How Palm Could Lose Everything Editorial
The Motley Fool is wrapping up the end of the year with two days of back-to-back "Foolish" coverage of Palm. With one week to go until Palm's big "new-ness" January 8th announcement at CES in Las Vegas, contributor Tim Beyers offers up the second of two nicely-written pieces. This one is entitled "How Palm Could Lose Everything" and offers up an outlook that is not quite as gloomy as the title might suggest. In short, Beyers offers a myriad of reasons why he feels next week's opportunity could be Palm's final chance to recapture some of their former glory.
In a refreshing change of pace from some of the poorly-supported pieces we've seen in the past, Beyers offers a resounding amount of hard, empirical data to substantiate his feelings about Palm. For example, recent Canalys shipment numbers from the leading smartphone vendors are offered to support the sentiment that "closed systems are crushing open systems" and Beyers and his colleages at the Motley Fool see no reason for 2009 to deviate from the trends of the past few years.
Later in the article, Beyers goes on to state that Palm's increased openness has led to its decline in both industry influence and marketshare. Prominent mention is also made of the stillborn Foleo project in 2007 that distracted Palm from their smartphone focus while draining the company of precious engineering resources and capital. Surprisingly, no mention is made of Palm's strongest hardware effort in years, the recent Treo Pro. Despite Beyers' claim that "Carriers like the closed systems better", no mention is made of the utter lack of carrier support for the Treo Pro to date, nor is the reportedly short-lived Treo 800w mentioned as a carrier-supported but still under-promoted effort either. Indeed, Palm will need to ensure that Nova is not only a strong OS and partnered with solid hardware out of the gate, but carrier and developer support will be additional crucial requirements.
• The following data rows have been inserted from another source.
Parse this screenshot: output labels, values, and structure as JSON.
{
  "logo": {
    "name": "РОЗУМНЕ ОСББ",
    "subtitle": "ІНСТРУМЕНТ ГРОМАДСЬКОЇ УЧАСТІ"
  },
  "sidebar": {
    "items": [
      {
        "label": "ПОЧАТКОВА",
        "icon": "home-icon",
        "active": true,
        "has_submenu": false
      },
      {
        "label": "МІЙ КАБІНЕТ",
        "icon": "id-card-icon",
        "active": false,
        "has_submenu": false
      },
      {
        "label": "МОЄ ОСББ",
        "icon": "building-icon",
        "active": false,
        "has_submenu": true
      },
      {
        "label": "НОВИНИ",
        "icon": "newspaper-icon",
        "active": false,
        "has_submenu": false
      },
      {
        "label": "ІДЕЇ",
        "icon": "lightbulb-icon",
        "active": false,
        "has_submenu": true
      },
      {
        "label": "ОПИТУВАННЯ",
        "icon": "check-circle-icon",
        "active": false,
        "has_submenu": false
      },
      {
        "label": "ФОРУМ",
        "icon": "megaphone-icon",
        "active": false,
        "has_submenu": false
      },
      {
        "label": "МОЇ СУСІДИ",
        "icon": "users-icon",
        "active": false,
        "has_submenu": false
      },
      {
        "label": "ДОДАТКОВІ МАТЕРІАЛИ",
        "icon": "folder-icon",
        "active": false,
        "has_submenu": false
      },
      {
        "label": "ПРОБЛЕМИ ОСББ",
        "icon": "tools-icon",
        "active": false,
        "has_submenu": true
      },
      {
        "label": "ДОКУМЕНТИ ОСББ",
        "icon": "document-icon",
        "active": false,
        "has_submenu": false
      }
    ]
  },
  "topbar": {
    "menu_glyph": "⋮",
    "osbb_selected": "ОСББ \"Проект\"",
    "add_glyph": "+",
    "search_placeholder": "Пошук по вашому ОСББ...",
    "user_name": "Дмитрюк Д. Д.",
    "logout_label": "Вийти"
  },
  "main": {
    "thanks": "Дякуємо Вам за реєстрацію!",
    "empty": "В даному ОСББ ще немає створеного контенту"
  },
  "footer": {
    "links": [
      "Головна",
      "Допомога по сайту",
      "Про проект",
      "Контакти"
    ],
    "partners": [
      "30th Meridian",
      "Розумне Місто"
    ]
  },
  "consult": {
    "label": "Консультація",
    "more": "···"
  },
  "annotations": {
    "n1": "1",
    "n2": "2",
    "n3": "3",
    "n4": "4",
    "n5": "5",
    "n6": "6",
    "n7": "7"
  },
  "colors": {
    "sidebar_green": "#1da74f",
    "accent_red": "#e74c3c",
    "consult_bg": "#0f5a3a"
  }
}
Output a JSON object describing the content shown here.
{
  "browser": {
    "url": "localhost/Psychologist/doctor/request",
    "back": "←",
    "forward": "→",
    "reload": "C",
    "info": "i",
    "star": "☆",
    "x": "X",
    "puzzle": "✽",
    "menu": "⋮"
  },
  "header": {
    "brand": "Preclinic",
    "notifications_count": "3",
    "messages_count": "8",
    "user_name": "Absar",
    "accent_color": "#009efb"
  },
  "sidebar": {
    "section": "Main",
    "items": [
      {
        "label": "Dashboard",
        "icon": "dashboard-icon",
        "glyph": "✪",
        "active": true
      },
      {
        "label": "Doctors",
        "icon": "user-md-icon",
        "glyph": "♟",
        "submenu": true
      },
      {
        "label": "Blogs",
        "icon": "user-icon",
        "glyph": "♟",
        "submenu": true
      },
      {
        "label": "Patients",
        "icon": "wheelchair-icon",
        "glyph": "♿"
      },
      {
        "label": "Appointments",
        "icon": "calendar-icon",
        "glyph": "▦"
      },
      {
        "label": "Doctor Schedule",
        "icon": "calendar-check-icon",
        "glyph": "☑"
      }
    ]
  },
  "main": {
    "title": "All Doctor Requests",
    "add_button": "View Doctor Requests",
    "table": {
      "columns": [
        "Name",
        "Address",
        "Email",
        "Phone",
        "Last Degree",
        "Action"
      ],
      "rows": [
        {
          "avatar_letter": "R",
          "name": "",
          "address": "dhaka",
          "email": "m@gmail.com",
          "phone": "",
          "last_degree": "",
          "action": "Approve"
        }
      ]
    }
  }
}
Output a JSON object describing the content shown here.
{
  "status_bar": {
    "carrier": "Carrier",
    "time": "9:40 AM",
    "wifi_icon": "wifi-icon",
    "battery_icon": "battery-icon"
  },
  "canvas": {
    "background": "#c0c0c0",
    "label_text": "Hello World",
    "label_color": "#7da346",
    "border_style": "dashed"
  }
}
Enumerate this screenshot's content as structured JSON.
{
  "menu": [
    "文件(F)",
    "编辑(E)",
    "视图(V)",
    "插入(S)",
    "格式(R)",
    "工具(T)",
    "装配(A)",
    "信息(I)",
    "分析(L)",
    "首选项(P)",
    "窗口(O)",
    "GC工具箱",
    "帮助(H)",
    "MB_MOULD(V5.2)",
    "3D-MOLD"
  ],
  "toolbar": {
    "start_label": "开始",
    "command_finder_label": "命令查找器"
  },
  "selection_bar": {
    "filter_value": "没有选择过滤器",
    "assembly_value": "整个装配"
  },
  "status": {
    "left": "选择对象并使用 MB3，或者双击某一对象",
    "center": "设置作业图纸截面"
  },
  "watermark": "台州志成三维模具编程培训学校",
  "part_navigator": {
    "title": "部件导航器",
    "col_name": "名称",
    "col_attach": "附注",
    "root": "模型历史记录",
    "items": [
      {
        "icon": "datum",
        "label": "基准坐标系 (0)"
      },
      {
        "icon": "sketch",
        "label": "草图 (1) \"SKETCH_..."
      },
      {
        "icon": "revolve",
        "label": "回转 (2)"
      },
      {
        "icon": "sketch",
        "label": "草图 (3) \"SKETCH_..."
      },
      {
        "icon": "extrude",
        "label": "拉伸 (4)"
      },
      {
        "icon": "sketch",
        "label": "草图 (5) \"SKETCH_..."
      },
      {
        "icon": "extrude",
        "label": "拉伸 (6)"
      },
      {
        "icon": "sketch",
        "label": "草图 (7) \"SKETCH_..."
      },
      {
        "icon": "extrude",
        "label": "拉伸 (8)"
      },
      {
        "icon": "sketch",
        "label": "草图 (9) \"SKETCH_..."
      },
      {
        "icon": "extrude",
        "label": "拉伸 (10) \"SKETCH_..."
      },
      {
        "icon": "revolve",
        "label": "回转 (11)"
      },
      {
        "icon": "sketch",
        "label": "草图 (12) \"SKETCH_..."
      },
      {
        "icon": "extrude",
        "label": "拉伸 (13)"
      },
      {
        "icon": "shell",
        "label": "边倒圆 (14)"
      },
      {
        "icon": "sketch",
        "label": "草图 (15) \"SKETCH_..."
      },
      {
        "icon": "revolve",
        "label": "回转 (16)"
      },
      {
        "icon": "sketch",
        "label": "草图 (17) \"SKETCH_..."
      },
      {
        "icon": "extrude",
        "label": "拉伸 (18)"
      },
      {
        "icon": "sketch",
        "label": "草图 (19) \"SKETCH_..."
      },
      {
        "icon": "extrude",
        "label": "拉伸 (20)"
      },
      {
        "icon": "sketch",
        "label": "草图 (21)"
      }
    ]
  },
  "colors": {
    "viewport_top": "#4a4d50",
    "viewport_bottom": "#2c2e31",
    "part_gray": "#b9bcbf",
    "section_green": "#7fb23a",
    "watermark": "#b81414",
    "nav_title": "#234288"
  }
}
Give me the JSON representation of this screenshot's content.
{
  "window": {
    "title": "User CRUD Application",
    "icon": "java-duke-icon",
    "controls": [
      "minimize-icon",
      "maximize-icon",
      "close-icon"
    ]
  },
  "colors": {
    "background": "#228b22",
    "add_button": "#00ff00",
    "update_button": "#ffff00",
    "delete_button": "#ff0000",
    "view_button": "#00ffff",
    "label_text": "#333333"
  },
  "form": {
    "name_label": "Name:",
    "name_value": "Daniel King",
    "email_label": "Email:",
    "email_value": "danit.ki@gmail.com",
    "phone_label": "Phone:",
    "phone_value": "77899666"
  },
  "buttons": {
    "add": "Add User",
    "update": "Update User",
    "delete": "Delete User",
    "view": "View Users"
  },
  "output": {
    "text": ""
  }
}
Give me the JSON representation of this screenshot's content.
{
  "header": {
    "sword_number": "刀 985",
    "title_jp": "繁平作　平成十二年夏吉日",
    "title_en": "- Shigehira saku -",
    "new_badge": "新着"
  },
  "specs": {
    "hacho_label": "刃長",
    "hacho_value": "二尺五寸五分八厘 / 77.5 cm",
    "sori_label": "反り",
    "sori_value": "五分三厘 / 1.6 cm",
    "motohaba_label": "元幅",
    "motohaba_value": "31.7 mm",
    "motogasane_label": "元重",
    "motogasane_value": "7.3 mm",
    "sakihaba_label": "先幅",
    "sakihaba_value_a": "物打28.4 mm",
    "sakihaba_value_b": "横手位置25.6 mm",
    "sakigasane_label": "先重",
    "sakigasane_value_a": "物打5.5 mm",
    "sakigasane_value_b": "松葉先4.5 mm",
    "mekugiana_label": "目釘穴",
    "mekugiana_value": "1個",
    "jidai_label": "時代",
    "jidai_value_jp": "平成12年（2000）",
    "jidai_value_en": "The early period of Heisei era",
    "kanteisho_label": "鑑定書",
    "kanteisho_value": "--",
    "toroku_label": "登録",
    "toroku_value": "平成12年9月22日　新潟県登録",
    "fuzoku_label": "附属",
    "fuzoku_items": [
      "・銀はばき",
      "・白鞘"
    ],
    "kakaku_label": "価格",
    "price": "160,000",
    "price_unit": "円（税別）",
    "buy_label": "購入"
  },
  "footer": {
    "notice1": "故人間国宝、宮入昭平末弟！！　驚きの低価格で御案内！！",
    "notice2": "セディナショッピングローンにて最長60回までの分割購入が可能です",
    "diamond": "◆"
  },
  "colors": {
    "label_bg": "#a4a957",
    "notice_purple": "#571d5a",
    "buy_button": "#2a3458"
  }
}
Like so many of the PIC faithful have posted over the past few years, Beyers draws parallels between the beleaguered Palm of 2008-09 and Apple in the dark days of 1996-97, prior to the return of Steve Jobs following the tenure of Gil Amelio and the debacle of the Copland OS project. With Jon Rubinstein now at the helm of Palm's future product efforts, the article gives a none-too-subtle nod to the Rubinstein's iPod as arguably the most successful closed system in recent years, with Palm hoping that Rubinstein can work his magic a second time. In a week's time, we will hopefully have a much clearer picture of Palm's product roadmap at least through the first half of '09.
Despite being a strong overall effort, the article does contain one small typo that should be noted: it states that Palm has been selling Windows Mobile-based Treos since 2005 when in fact the first WM-based Treo, the Verizon-exclusive Treo 700w, launched in January 2006. In fact, 2005 was a transitional year for Palm somewhat analogous to what we are experiencing in 2008 and 2009, as Palm released their final Palm OS handhelds with no new smartphones to bask in the success of 2004's Treo 650.